In Acunia v. New York City Department of Education, the plaintiff was an eighth grader who slipped and fell while playing basketball in the school gymnasium. The Department of Education moved for summary judgment which was granted by the Supreme Court in Bronx County.
The plaintiff appealed and the First Department affirmed finding that, although plaintiff does not bear the burden of identifying the precise cause of his slip and fall, mere speculation is inadequate.
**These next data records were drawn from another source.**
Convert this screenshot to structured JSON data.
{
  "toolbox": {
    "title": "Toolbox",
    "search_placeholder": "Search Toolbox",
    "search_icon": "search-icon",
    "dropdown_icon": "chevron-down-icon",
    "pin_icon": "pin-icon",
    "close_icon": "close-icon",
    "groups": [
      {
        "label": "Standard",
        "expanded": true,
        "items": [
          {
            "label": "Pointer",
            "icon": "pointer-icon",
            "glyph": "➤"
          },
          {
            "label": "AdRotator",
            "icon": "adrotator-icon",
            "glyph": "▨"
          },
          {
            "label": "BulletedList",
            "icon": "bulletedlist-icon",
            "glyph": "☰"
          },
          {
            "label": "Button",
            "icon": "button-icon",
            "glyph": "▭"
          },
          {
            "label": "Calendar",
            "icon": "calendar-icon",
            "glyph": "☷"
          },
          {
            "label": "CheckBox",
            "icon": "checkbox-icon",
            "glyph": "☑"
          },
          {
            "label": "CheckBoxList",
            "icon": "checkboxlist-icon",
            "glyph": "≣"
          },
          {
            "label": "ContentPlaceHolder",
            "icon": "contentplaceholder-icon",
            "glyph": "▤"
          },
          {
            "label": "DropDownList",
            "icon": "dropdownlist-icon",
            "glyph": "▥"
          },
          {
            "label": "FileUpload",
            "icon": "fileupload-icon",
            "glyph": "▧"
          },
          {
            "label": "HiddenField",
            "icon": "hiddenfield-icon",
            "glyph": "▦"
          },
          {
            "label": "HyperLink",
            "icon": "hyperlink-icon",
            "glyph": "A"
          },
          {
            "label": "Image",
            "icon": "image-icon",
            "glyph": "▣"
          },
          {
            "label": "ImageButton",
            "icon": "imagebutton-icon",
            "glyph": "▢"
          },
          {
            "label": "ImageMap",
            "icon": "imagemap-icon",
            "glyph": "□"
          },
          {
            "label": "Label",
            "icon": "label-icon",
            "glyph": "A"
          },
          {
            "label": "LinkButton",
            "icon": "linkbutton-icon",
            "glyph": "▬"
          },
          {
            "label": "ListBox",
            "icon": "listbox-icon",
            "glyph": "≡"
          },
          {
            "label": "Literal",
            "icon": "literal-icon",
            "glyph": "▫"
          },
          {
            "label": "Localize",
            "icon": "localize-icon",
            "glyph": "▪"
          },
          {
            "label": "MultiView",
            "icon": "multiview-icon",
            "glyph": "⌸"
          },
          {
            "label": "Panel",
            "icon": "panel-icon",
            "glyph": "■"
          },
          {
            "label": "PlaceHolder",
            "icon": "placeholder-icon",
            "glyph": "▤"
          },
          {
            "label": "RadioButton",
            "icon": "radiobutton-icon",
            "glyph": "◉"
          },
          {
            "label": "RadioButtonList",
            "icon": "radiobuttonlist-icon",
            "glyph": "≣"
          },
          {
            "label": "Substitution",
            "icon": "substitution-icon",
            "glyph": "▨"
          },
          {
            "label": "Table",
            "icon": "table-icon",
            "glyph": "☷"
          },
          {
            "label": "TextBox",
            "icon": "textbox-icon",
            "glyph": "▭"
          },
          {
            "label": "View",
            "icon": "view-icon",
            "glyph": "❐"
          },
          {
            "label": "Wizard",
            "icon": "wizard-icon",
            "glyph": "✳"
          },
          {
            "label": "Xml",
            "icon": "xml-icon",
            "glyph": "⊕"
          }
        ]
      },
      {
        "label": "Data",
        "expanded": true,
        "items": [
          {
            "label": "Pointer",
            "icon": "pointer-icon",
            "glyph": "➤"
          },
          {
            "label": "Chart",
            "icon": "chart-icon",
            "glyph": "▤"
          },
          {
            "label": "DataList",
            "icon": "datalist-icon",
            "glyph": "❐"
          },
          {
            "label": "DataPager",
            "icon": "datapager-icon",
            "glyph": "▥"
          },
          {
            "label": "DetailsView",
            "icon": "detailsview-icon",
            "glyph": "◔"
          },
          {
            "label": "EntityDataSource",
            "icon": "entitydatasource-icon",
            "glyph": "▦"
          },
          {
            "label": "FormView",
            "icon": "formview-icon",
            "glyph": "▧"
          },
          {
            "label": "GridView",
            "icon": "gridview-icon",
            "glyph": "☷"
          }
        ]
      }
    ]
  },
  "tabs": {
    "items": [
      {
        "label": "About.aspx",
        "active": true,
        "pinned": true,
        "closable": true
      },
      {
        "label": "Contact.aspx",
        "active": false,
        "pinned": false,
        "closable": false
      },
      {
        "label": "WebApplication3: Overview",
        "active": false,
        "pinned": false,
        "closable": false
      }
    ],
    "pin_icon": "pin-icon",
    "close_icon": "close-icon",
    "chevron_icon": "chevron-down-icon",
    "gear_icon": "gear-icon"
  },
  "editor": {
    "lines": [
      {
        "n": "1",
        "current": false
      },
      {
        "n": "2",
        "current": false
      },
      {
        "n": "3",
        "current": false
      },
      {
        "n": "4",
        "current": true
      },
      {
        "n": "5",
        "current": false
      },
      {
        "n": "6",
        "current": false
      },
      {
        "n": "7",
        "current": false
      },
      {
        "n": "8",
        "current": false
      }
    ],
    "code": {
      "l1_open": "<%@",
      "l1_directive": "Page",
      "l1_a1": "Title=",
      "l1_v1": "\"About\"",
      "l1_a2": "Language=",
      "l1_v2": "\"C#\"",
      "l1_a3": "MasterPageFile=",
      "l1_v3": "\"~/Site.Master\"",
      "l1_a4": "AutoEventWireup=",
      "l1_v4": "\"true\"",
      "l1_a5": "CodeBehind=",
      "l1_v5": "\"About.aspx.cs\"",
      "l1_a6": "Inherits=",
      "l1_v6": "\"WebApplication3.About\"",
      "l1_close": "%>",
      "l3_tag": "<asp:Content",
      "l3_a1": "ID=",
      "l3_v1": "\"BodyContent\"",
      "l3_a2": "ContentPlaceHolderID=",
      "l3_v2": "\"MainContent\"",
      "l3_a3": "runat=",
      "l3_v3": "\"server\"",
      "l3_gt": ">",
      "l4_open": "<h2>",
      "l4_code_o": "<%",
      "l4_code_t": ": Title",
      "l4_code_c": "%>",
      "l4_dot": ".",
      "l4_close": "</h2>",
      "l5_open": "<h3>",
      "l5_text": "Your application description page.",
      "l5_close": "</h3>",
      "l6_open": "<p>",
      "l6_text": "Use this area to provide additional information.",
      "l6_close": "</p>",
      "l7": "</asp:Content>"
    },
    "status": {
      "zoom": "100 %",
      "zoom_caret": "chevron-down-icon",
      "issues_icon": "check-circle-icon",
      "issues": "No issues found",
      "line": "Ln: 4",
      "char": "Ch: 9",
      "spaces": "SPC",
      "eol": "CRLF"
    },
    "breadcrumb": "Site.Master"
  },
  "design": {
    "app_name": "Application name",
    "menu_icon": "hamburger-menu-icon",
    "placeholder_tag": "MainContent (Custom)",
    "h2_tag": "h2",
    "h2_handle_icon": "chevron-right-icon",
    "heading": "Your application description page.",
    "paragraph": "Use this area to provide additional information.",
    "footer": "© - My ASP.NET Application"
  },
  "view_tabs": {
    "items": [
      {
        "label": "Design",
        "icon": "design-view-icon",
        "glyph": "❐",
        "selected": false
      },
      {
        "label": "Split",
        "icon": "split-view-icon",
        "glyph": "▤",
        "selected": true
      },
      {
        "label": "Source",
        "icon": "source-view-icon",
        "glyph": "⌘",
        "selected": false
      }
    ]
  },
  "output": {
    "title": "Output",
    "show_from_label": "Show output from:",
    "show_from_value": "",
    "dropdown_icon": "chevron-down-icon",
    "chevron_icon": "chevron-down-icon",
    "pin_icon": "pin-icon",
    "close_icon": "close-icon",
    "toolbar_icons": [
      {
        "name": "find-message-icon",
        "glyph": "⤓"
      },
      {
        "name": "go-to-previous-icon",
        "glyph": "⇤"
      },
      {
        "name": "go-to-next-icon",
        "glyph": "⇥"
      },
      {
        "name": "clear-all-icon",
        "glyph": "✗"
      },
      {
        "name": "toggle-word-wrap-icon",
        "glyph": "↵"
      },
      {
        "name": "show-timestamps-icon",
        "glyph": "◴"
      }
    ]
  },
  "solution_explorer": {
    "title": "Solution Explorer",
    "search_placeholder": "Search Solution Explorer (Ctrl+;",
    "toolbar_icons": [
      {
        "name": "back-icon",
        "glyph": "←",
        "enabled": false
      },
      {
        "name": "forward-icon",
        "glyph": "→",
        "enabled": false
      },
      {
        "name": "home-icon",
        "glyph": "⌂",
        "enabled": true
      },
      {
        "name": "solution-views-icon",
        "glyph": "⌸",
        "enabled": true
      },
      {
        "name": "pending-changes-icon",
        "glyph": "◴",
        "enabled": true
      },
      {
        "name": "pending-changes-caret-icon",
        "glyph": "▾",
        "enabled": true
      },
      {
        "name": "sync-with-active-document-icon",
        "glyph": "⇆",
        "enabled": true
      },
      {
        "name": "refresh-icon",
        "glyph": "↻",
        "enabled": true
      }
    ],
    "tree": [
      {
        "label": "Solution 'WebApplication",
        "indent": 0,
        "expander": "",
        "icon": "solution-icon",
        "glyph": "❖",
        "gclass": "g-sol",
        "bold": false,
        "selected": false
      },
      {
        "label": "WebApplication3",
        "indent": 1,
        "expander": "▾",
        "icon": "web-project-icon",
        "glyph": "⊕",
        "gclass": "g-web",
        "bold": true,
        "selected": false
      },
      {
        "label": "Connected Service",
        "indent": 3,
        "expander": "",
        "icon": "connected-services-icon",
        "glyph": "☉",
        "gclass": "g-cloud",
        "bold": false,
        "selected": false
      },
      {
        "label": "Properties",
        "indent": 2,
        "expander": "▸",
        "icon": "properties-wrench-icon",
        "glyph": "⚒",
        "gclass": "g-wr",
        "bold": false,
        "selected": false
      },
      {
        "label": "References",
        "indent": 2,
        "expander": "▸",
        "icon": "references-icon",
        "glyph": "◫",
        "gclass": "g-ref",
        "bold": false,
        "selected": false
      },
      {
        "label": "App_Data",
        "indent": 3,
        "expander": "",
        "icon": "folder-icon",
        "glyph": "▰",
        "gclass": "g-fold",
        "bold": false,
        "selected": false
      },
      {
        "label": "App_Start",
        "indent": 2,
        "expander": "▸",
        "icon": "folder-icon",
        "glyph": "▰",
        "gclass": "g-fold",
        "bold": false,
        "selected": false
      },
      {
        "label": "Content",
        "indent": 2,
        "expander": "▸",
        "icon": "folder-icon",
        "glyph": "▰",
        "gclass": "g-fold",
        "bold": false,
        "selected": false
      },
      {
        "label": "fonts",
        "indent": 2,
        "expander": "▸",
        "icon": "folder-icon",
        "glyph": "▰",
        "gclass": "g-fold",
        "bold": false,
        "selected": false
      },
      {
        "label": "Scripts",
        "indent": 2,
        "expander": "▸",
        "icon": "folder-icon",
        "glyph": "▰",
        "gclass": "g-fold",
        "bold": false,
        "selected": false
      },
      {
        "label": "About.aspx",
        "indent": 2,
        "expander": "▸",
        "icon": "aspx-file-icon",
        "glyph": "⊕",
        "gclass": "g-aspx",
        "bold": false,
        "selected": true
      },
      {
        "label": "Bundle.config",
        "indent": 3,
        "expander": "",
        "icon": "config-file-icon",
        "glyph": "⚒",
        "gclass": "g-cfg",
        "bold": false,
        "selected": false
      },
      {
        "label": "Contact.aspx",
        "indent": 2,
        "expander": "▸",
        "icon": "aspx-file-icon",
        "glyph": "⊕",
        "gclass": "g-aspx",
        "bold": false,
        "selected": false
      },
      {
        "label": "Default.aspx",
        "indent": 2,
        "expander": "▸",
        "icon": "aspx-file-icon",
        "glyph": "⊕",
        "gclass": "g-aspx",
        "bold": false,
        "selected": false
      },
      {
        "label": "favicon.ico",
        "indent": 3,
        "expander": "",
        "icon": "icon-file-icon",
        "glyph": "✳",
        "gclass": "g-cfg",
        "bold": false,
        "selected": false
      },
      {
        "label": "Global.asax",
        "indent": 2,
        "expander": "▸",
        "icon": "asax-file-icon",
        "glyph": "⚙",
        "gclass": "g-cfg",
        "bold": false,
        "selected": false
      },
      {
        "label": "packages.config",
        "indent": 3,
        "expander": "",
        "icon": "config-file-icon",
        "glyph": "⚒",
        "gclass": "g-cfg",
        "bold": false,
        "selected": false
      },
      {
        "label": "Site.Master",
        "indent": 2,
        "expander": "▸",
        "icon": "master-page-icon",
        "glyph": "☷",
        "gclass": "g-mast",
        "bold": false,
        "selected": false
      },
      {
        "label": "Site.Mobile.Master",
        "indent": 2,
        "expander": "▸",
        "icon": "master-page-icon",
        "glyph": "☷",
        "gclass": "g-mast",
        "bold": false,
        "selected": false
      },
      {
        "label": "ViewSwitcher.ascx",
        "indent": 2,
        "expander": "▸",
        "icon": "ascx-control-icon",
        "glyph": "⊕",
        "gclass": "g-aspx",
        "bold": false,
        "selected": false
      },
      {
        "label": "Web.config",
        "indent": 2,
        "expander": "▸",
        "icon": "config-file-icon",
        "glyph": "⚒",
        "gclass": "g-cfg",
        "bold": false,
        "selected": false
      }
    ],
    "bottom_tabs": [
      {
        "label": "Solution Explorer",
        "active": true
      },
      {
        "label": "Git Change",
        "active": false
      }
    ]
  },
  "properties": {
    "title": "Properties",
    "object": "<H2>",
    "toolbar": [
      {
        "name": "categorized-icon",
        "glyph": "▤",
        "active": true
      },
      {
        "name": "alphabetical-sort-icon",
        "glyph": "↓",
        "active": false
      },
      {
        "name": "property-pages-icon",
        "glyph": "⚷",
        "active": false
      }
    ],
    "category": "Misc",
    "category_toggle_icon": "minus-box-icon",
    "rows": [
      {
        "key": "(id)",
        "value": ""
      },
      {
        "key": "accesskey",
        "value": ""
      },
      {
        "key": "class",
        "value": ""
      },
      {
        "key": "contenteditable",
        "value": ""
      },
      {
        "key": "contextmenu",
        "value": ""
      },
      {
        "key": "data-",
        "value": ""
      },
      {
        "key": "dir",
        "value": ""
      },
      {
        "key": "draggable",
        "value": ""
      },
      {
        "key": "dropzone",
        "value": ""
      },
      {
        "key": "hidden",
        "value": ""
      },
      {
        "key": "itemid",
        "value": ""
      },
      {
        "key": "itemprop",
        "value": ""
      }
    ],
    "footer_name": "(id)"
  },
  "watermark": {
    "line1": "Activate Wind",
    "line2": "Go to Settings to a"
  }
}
The court noted that, the fact that a floor is slippery by reason of its smoothness or polish, in the absence of any proof of the negligent application of wax or polish, does not give rise to a cause of action, or even an inference of negligence.
At his deposition, the plaintiff testified that the waxed floor was not wet, that he did not see any accumulation of wax on the floor and he never experienced any slipperiness prior to his accident. Based on this testimony, the court found that, absent proof of negligent application of wax or polish, the fact that floor was slippery because of its smoothness or polished state did not rise to a cause of action.
Thanks to Katusia Lundi for her contribution to this post.